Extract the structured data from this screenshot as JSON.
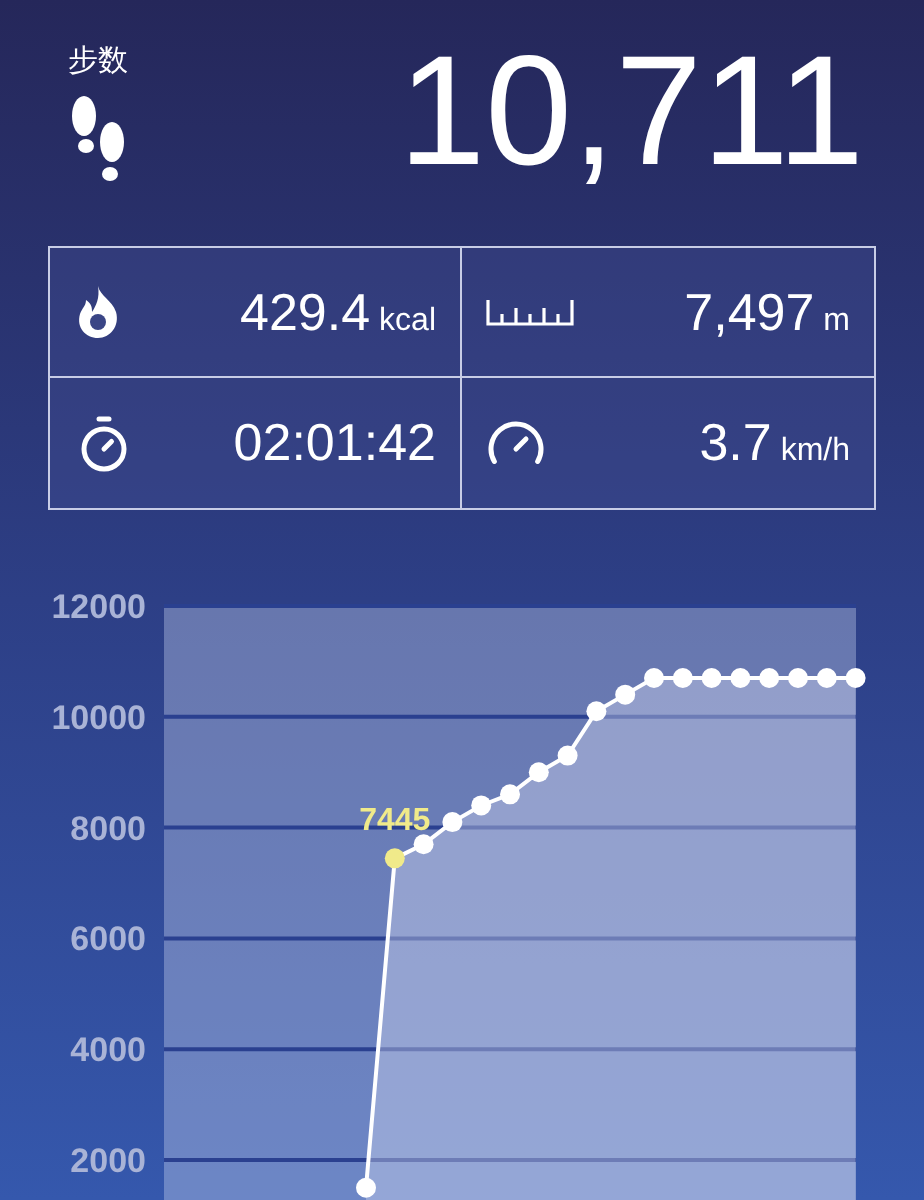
{
  "steps": {
    "label": "步数",
    "value": "10,711"
  },
  "stats": [
    {
      "kind": "calories",
      "value": "429.4",
      "unit": "kcal"
    },
    {
      "kind": "distance",
      "value": "7,497",
      "unit": "m"
    },
    {
      "kind": "duration",
      "value": "02:01:42"
    },
    {
      "kind": "speed",
      "value": "3.7",
      "unit": "km/h"
    }
  ],
  "chart_data": {
    "type": "area",
    "ylim": [
      0,
      12000
    ],
    "yticks": [
      2000,
      4000,
      6000,
      8000,
      10000,
      12000
    ],
    "grid": true,
    "values": [
      1500,
      7445,
      7700,
      8100,
      8400,
      8600,
      9000,
      9300,
      10100,
      10400,
      10700,
      10700,
      10700,
      10700,
      10700,
      10700,
      10700,
      10700
    ],
    "value_labels": [
      null,
      "7445",
      null,
      null,
      null,
      null,
      null,
      null,
      null,
      null,
      null,
      null,
      null,
      null,
      null,
      null,
      null,
      null
    ]
  }
}
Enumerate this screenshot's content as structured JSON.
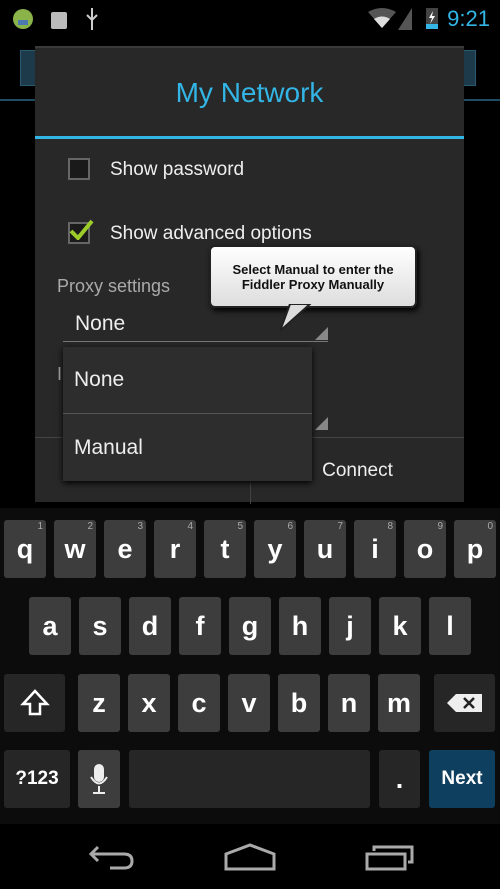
{
  "status_bar": {
    "time": "9:21",
    "icons": [
      "android-debug-icon",
      "android-icon",
      "usb-icon",
      "wifi-icon",
      "signal-icon",
      "battery-charging-icon"
    ]
  },
  "dialog": {
    "title": "My Network",
    "show_password": {
      "label": "Show password",
      "checked": false
    },
    "show_advanced": {
      "label": "Show advanced options",
      "checked": true
    },
    "proxy_label": "Proxy settings",
    "proxy_value": "None",
    "ip_label_partial": "I",
    "connect": "Connect"
  },
  "dropdown": {
    "options": [
      "None",
      "Manual"
    ]
  },
  "callout": {
    "line1": "Select Manual to enter the",
    "line2": "Fiddler Proxy Manually"
  },
  "keyboard": {
    "row1": [
      {
        "k": "q",
        "h": "1"
      },
      {
        "k": "w",
        "h": "2"
      },
      {
        "k": "e",
        "h": "3"
      },
      {
        "k": "r",
        "h": "4"
      },
      {
        "k": "t",
        "h": "5"
      },
      {
        "k": "y",
        "h": "6"
      },
      {
        "k": "u",
        "h": "7"
      },
      {
        "k": "i",
        "h": "8"
      },
      {
        "k": "o",
        "h": "9"
      },
      {
        "k": "p",
        "h": "0"
      }
    ],
    "row2": [
      "a",
      "s",
      "d",
      "f",
      "g",
      "h",
      "j",
      "k",
      "l"
    ],
    "row3": [
      "z",
      "x",
      "c",
      "v",
      "b",
      "n",
      "m"
    ],
    "symbols": "?123",
    "period": ".",
    "next": "Next",
    "next_color": "#0e3f5e"
  },
  "accent": "#33b5e5"
}
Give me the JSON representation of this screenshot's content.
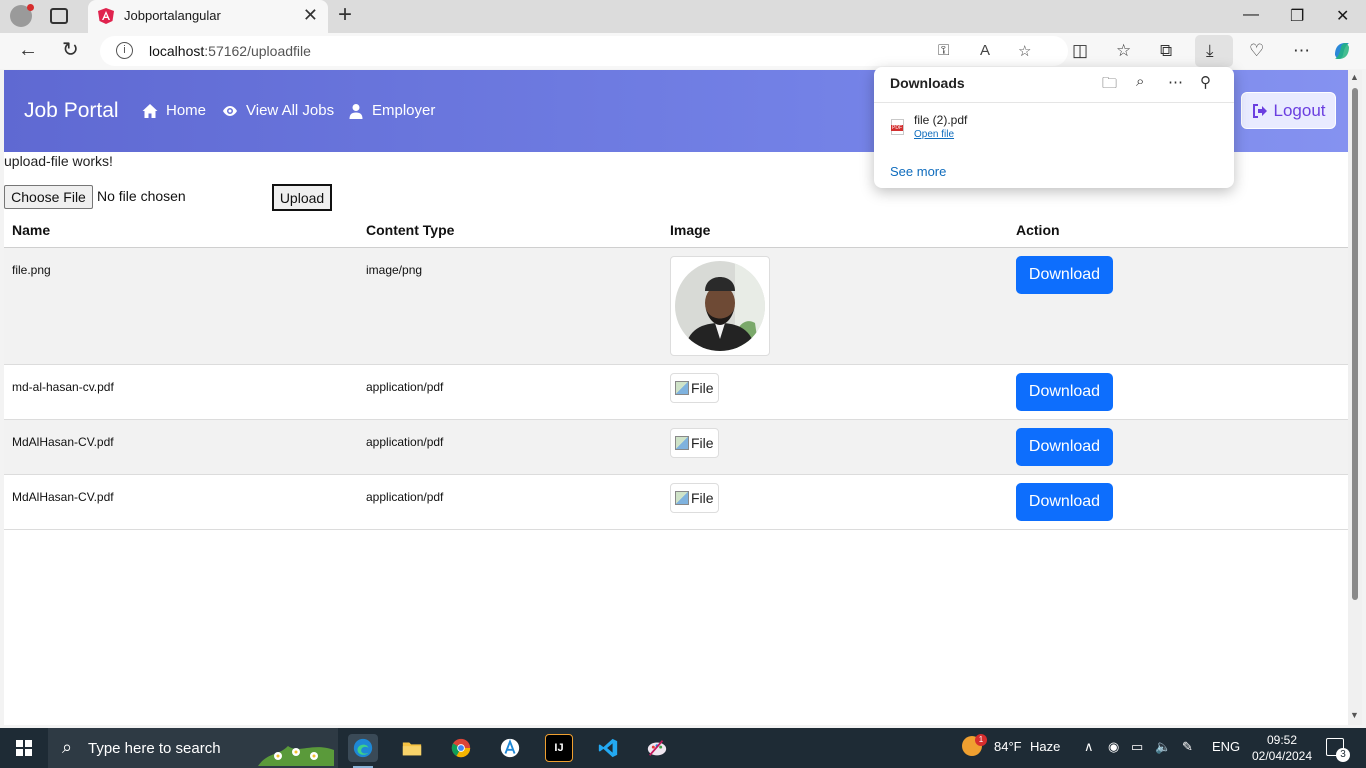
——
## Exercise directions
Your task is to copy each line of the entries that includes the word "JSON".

## Output below
Extract the structured data from this screenshot as JSON.
Enumerate this screenshot's content as structured JSON.
Give me the JSON representation of this screenshot's content.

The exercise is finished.